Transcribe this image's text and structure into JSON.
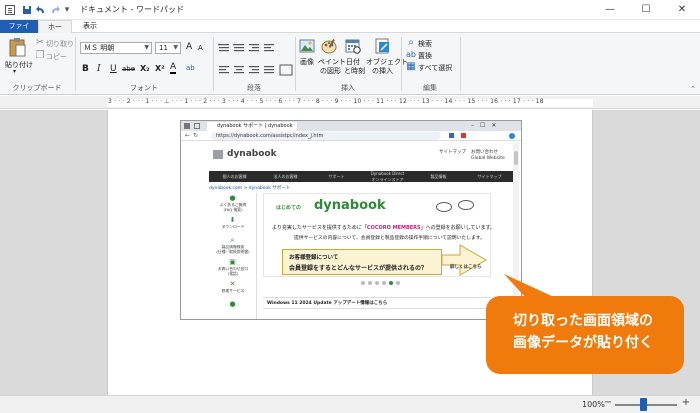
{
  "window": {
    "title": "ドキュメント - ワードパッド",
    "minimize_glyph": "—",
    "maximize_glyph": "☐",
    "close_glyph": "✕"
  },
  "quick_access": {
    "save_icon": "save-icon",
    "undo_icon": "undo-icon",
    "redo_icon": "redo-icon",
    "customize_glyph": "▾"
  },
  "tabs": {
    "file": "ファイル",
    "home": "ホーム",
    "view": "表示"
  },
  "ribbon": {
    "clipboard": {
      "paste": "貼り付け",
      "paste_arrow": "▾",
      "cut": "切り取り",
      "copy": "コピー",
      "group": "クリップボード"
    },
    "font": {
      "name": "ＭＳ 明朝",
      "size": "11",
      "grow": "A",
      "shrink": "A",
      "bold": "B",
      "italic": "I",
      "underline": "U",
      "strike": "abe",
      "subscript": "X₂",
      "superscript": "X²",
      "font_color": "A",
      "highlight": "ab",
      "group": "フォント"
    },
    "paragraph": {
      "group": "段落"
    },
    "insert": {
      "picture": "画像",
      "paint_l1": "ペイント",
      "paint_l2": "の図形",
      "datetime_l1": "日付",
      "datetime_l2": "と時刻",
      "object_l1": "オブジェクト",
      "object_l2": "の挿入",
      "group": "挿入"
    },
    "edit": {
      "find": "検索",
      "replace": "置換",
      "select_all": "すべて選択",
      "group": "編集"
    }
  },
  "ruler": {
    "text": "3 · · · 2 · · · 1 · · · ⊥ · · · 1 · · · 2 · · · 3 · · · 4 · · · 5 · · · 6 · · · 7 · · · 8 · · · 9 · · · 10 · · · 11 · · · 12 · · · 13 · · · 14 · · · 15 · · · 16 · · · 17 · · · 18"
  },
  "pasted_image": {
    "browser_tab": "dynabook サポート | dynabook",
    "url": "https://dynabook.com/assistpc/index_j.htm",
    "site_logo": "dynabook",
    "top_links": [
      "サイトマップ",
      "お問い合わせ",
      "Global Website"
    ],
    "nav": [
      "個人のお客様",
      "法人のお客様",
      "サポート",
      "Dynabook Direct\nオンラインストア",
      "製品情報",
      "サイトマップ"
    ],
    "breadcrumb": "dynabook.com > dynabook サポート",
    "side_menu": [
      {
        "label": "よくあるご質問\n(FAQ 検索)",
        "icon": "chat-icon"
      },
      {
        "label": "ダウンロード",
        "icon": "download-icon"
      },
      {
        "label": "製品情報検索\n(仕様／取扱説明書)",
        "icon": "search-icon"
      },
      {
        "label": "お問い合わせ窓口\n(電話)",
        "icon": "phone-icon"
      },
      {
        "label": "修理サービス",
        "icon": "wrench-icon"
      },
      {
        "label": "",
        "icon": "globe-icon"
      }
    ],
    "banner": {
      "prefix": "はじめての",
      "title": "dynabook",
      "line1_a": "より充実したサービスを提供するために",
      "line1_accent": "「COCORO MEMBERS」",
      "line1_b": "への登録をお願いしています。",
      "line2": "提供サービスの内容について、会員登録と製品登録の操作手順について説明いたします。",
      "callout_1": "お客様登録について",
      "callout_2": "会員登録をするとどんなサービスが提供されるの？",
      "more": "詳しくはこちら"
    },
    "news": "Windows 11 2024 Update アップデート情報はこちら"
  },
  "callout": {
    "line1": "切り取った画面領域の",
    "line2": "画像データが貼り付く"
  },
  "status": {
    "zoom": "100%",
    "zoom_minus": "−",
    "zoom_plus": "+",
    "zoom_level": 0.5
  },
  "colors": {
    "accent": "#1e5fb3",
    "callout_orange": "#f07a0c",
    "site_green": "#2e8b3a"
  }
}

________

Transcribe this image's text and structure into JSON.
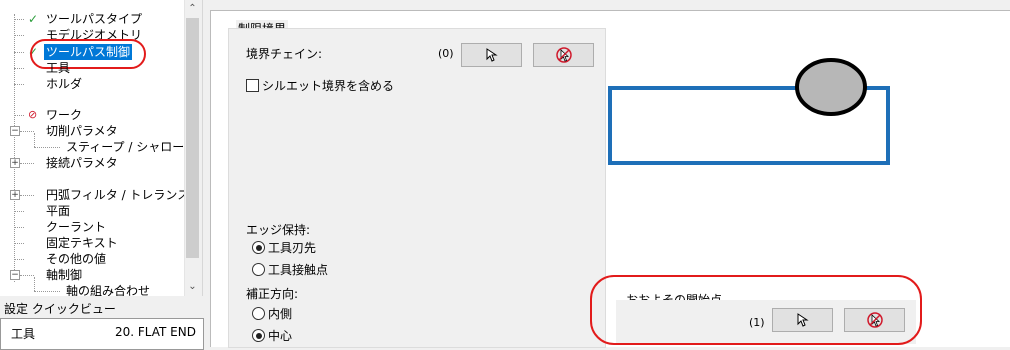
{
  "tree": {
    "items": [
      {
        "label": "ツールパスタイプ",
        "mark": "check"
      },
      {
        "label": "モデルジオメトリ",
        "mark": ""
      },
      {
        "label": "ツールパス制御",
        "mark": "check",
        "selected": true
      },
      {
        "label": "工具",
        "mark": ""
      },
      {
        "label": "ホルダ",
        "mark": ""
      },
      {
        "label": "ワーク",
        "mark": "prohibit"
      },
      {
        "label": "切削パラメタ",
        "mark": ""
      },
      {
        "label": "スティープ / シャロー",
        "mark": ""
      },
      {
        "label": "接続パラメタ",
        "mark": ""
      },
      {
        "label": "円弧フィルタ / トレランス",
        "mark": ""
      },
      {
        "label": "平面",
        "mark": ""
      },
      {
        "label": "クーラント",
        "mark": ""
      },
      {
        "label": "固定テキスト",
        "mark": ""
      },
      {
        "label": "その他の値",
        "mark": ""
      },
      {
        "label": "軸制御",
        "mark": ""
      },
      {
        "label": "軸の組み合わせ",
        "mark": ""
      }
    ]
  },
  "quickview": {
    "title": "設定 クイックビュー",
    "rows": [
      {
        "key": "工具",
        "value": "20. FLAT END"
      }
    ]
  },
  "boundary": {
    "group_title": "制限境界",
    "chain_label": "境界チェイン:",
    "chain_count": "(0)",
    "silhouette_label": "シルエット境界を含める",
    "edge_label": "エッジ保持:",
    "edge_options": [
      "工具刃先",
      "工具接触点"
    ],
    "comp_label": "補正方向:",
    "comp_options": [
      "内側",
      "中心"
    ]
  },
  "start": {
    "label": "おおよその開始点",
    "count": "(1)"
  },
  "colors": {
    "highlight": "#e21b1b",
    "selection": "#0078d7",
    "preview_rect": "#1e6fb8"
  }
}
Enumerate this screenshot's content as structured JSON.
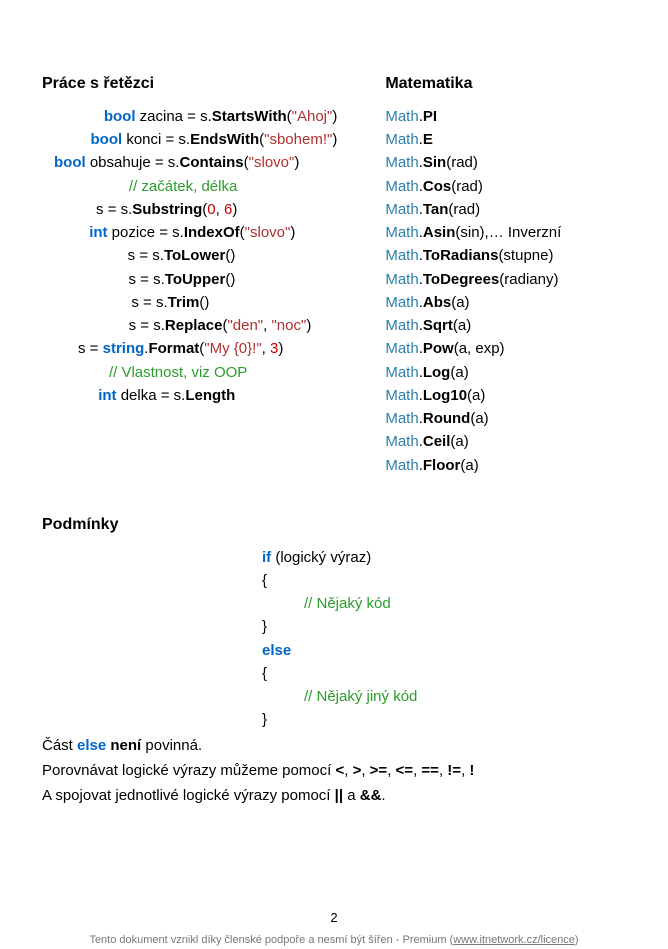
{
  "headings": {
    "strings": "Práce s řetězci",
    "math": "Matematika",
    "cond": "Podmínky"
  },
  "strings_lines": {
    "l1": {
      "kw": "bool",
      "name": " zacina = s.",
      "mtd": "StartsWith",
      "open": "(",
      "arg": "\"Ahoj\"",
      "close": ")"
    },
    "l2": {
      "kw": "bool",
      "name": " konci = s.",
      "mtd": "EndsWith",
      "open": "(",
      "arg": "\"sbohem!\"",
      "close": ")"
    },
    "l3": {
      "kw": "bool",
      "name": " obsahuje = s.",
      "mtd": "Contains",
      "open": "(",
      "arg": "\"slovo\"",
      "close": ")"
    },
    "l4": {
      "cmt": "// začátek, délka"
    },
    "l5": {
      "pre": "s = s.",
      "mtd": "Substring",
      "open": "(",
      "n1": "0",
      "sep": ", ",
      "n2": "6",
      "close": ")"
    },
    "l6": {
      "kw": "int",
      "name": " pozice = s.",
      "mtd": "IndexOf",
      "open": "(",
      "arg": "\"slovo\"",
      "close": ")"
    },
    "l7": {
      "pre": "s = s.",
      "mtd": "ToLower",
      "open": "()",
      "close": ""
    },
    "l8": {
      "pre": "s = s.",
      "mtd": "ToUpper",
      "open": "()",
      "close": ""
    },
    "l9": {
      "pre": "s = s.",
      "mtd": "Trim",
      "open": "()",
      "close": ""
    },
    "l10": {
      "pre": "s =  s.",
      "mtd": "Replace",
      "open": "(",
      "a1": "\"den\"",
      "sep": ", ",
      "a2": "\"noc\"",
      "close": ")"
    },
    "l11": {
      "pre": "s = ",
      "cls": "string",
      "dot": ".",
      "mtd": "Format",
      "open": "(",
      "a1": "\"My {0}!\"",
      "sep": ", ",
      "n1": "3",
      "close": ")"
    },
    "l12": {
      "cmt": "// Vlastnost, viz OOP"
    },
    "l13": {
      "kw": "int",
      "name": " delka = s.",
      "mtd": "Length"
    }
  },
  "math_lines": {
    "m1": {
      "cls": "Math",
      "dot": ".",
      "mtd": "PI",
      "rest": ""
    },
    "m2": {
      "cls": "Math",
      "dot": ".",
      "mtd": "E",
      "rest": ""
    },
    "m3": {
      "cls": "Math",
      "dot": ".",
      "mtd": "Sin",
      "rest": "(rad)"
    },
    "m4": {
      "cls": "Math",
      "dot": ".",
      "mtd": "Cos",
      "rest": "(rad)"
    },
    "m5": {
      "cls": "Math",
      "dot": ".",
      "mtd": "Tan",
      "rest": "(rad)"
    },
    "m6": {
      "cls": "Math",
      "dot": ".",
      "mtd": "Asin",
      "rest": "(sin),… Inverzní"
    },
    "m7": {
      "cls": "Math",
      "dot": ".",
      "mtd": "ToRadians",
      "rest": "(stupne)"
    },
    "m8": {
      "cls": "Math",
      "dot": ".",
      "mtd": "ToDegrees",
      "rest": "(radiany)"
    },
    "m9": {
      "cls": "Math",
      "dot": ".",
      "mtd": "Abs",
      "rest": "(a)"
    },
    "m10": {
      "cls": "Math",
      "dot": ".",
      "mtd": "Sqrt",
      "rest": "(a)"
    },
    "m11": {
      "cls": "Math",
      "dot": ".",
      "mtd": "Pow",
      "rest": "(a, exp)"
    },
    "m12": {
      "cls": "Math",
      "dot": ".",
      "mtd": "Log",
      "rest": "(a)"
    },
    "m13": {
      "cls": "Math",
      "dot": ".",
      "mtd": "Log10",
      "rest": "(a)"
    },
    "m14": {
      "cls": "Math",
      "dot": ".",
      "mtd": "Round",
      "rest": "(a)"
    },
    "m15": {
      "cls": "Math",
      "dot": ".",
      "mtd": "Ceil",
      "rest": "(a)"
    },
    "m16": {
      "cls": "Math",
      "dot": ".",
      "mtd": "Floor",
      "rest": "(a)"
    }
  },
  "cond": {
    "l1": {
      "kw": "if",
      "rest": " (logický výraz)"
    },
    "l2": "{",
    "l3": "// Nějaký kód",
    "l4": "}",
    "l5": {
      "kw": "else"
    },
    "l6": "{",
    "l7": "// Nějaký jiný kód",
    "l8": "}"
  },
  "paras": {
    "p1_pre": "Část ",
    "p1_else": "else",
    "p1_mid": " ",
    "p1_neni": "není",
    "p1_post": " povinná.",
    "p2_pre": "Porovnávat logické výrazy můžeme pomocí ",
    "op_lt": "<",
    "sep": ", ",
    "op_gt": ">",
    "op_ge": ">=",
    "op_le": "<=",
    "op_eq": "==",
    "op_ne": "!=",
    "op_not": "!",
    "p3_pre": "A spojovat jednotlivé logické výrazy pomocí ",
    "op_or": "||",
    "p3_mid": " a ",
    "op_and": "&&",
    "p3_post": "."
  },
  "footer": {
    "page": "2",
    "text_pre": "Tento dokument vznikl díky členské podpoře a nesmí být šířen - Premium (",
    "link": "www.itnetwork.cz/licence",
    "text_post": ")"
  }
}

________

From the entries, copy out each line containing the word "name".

      "name": "ＭＳ 明朝",
      "name": " zacina = s.",
      "name": " konci = s.",
      "name": " obsahuje = s.",
      "name": " pozice = s.",
      "name": " delka = s.",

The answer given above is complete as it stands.